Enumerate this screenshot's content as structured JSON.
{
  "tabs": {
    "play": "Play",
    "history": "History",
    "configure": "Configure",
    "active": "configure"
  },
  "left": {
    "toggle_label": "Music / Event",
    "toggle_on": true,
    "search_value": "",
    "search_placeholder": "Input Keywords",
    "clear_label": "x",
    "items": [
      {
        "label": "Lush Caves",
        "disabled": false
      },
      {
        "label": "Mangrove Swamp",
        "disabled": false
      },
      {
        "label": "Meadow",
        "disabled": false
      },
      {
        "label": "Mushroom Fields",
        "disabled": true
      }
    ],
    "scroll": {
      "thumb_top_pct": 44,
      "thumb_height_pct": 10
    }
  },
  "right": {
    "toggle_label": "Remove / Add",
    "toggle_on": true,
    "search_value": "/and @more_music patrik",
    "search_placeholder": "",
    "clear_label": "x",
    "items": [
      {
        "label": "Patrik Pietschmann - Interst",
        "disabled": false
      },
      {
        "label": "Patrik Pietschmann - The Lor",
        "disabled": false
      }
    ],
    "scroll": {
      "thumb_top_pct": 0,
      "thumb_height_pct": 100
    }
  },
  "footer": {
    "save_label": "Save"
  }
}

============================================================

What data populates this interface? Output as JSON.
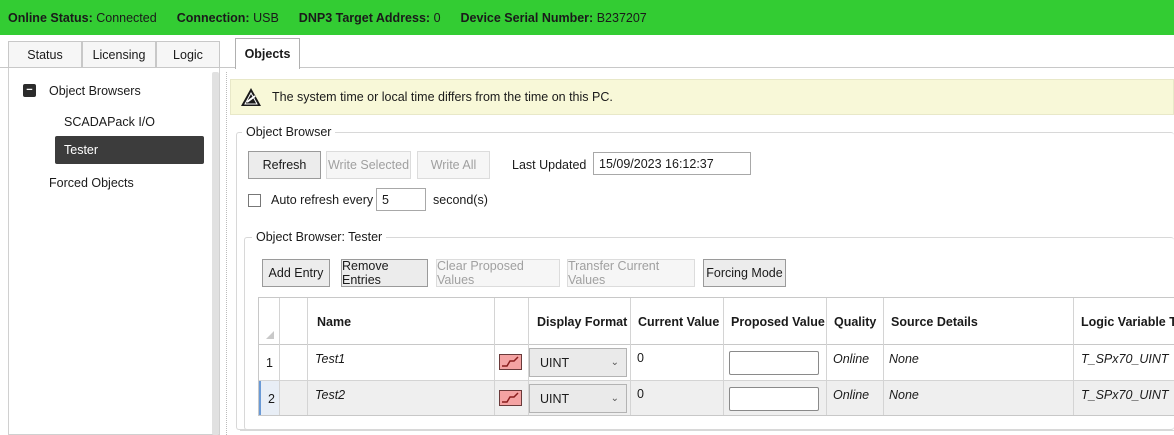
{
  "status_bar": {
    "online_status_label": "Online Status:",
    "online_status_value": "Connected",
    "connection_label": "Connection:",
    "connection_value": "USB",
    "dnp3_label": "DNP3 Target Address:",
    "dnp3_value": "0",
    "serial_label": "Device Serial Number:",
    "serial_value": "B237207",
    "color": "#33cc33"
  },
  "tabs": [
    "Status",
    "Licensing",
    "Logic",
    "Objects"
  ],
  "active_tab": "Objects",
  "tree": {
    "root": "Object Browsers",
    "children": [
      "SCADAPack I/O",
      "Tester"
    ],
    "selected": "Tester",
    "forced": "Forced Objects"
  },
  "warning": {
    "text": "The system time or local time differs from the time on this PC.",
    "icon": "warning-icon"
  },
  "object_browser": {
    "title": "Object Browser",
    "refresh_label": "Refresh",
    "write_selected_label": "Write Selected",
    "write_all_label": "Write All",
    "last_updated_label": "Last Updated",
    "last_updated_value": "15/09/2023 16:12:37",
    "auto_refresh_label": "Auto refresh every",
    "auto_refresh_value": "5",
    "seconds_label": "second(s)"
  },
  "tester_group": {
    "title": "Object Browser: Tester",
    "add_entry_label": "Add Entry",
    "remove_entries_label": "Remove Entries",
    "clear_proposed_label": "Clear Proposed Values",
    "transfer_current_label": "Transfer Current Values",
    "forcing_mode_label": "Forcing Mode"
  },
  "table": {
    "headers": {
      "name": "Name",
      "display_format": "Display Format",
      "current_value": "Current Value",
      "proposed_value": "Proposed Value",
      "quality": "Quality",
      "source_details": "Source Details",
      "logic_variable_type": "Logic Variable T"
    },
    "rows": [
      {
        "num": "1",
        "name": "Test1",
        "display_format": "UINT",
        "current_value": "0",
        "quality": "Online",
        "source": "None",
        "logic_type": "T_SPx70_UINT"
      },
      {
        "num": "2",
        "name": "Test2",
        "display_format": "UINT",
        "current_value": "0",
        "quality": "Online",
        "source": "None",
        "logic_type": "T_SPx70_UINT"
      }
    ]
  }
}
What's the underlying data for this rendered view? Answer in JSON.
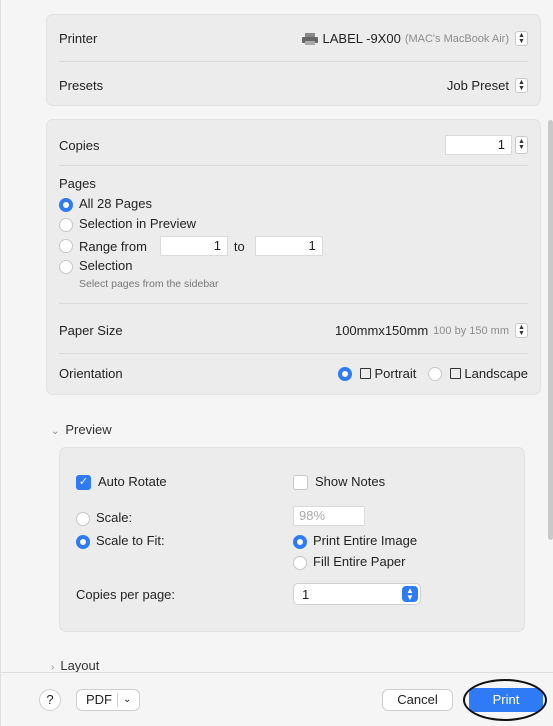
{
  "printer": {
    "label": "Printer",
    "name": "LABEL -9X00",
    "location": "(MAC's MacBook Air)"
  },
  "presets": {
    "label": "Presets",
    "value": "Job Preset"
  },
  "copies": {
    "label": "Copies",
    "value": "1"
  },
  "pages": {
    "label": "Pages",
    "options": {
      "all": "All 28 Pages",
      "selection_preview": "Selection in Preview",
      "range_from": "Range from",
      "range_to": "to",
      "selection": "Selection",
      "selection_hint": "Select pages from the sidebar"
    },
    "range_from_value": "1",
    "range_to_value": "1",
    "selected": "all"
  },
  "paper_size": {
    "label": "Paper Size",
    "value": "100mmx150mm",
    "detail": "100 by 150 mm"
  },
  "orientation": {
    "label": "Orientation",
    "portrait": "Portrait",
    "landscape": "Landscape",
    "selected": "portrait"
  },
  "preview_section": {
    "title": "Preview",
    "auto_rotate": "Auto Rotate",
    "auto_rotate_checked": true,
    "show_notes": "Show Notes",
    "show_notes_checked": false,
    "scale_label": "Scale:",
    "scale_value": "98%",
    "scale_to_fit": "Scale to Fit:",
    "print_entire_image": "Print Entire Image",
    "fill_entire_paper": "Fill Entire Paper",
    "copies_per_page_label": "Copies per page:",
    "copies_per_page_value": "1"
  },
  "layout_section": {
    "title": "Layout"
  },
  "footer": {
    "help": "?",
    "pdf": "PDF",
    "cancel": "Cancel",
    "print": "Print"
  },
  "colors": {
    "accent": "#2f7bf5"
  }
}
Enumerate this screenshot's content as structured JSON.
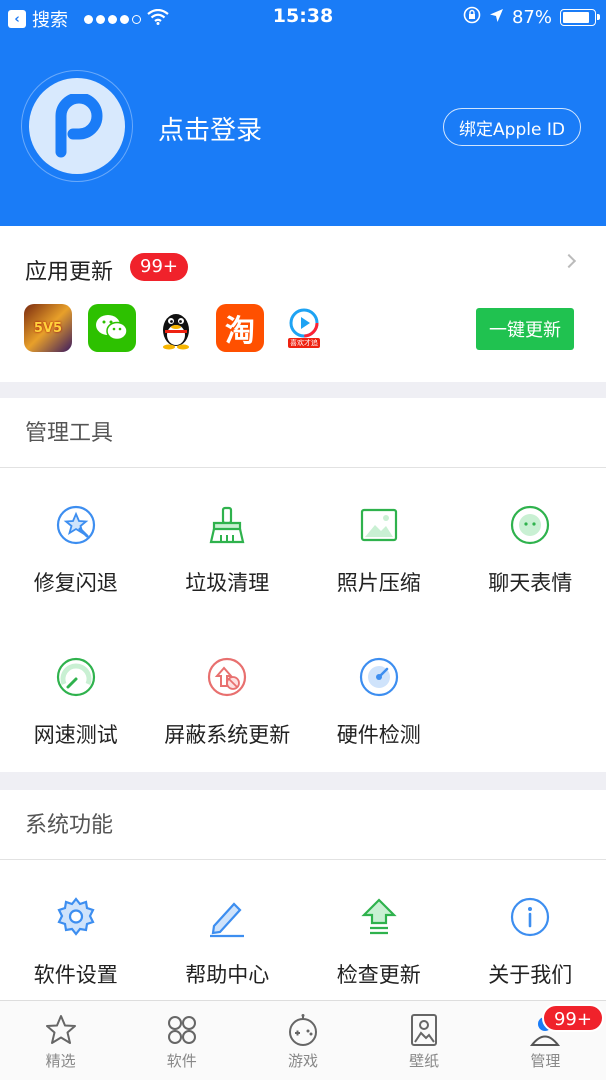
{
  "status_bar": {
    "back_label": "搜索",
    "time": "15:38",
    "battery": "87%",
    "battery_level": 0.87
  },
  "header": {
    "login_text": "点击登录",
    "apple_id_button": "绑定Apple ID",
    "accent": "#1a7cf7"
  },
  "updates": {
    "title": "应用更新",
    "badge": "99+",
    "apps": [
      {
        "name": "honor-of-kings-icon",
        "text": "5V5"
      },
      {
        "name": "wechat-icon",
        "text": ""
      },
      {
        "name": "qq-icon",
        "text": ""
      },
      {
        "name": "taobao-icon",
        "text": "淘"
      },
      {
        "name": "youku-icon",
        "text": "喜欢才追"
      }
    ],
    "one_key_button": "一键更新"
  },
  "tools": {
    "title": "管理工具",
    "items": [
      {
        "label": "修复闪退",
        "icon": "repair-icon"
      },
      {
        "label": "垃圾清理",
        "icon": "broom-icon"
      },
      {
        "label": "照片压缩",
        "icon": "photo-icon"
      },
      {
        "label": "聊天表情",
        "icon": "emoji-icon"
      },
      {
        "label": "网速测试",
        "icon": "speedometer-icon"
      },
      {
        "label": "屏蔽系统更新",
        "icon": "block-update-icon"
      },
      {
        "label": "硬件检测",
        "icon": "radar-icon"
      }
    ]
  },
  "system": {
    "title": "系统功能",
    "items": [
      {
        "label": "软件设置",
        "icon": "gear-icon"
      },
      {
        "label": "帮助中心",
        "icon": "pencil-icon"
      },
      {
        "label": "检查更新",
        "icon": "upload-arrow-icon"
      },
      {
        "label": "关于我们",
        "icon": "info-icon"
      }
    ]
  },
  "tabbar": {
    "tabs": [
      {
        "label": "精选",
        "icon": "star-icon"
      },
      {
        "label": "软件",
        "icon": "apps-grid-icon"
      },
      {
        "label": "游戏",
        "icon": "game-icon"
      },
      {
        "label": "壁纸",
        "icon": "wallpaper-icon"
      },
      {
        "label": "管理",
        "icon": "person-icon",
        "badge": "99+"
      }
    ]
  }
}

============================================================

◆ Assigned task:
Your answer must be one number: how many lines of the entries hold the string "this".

◆ Answer:
5